- Our vision was and is to change the way that the visual industry works. Currently, we see the visual content industry being very similar to music 20 years ago. In 1999 you have two major players: Napster and the record labels. Napster was this disruptive initiative, where everyone could share music with one another. No, it wasn’t legal, but it was visionary and tried to challenge the existing industry, where the record labels focused on suing everyone that dared to copy a CD from a friend or relative.
Napster was shut down, the record labels lost their power and iTunes and Spotify took over the industry. They managed to take the best from both worlds and opposites and create a profitable middle ground. JumpStory is on the same journey, just focusing on images, icons, illustrations and other kinds of visuals instead.
We see an industry, where there are the big players like Getty, Adobe, Shutterstock, and others, who also have a very large business focus on legal stuff and hunting down people that they think to violate their terms. On the other hand, we have free websites for photos, or people google images and just use them, but in fact, 80% of all of this content is illegal to use. So we’re really missing a company that is solving the copyright issues, but in a way where the pricing and business model is not unfair, as we believe it is with the big players. So JumpStory is trying to create the iTunes for visual content so to speak.
- We are living in the world overloaded with information, apps, entertainment offers. How can an entrepreneur get the attention of the crowds in the most effective way?
- At JumpStory we talk about the idea of ‘simplexity’. Simplexity is the skill of creating products, design, services, and storytelling in a way, where you have complexity in your product design because that is what gives the product some depth and value, but you have simplicity in the UX, the communication and everything related to your customers.
An example of ‘complexity’ in both ‘back-end’ and ‘front-end’ would be the intranet. Most intranets are built by developers for developers. Therefore most people have intranet because it doesn’t make their life easier. It continues to be complex.
On the other hand, products that really get the attention of the crowds, are typically great at Simplexity. Just take solutions like Asana, Slack, Trello, Skype and many others. None of these solutions solved a problem that other companies hadn’t already tried to solve, but they did it in an extremely intuitive and simple manner. Therefore, people loved them, and the crowd spread them. They were not really brands.
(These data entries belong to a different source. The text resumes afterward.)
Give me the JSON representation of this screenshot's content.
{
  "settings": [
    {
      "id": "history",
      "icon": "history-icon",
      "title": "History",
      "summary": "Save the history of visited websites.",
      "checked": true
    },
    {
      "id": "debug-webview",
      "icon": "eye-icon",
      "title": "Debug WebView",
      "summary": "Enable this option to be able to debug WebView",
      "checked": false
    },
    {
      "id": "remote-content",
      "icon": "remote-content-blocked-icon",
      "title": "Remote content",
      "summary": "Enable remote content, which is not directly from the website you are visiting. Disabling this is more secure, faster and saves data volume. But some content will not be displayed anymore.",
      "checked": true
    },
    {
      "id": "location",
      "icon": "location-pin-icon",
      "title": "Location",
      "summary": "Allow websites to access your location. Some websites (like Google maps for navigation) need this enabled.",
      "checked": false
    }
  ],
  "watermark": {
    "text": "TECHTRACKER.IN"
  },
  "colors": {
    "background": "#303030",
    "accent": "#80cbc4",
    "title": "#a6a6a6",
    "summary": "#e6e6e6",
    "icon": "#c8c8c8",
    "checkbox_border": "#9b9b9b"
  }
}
They turned into movements because they understood the game of simplexity.
- Can you remember from your entrepreneurial experience what was the biggest lesson you had gotten?
- I remember that I was invited to have dinner with the famous actor Richard Gere back in 2007. I was running a charity-business, and we wanted Richard to become our ambassador. However, I was really, really nervous to meet him, because even though I never get star-struck, I was feeling the nerves here. I mean, after all, it was Mr. Pretty Woman himself.
Then my mom gave me a great piece of advice before I traveled to New York to meet up with him. She told me: Just envision Richard Gere wearing a diaper. Remember that he was also 2 years old and has to scream for his mother when he had an ‘accident’ in his diaper. We were all just small and helpless children once.
I took this piece of advice with me, and I actually imagined Richard Gere wearing a diaper that day, when we sat down to have dinner. It helped a great deal, and I can recommend the ‘diaper-trick’ to everyone that has to meet with people, where they might feel star-struck, nervous or like the underdog.
Don’t feel like that. Just have them wear an imaginary diaper in your head, and they will feel a lot less intimidating to you. This lesson can get you far in life because then you’re no longer afraid to talk to anyone. You can pitch your idea to the most powerful people in the business well and do it with great confidence and ease because they’re just like to. We’re all one.